You're Not Alone. And It's Not Just Toyota. Your Experience Is Repeated Everyday By Owners Of All Sorts Of Vehicles, All Across The Country.
Cigroller Has Given You Some Good Advice.
If you don't want to be dependent on the dealer who charges $110 to read your codes or inconvenienced by going to an auto parts store to get it done for free, next time consider purchasing a simple, inexpensive code reader. For example, an Actron Pocket Scan (about $50 at Sears or other brands available at auto parts stores) can read codes and turn off your light for you. It comes with a book that translates the codes (100s of codes that will usually need further explanation).
Link to some codes translated:
http://www.obd-codes.com/trouble_codes/ (Open this and scroll down the page.)
Also, as Cigroller said, "Write down the exact codes (they look like "P1234") and post them here." Keep in mind that the codes are only clues to which system in the vehicle has detected something out of the ordinary and that usually requires further diagnosis. In the case of a "major EVAP leak," the first thing that should be tried is tightening the gas cap and then replacing the cap if that doesn't work. Most issues are not as simple as a loose gas cap.

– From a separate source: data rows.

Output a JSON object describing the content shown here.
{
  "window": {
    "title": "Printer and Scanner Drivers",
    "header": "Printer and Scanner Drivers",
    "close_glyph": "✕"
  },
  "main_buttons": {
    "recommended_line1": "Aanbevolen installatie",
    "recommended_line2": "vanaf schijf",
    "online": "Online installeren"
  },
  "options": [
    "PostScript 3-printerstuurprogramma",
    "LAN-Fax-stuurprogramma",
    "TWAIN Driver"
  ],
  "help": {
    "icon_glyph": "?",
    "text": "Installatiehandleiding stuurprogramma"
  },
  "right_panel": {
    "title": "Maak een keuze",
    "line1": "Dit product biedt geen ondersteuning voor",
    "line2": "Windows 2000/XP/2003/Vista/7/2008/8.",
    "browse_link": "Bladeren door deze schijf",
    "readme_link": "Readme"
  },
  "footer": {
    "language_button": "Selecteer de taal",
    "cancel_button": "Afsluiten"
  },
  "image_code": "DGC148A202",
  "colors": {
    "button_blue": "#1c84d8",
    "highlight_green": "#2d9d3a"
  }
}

I usually check for codes, write them down, turn off the light, look up the code and do some reserch, while waiting to see if or when the "Check Engine" light and code(s) return in the near future. Sometimes you'll then get additional codes that help zero in on the fault. Sometimes the light and codes never come back, as could be the case with a loose gas cap.
P.S. $110 probably isn't too expensive if they actually checked and did further diagnoses. Some shops would charge $70 to $120 to read the codes and additional labor to check it.

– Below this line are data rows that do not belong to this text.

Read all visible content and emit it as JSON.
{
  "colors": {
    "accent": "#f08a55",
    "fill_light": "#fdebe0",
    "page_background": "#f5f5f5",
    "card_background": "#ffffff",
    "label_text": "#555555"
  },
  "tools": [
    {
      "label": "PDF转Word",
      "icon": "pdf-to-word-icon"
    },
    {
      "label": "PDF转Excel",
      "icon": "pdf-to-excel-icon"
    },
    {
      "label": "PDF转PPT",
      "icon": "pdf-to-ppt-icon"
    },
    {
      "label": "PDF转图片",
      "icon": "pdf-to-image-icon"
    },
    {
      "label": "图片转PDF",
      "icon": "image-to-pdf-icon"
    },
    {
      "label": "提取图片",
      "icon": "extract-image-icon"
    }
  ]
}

Your car probably had a code PO455. See what "possible solutions" you could have tried had you read the codes at the store or home.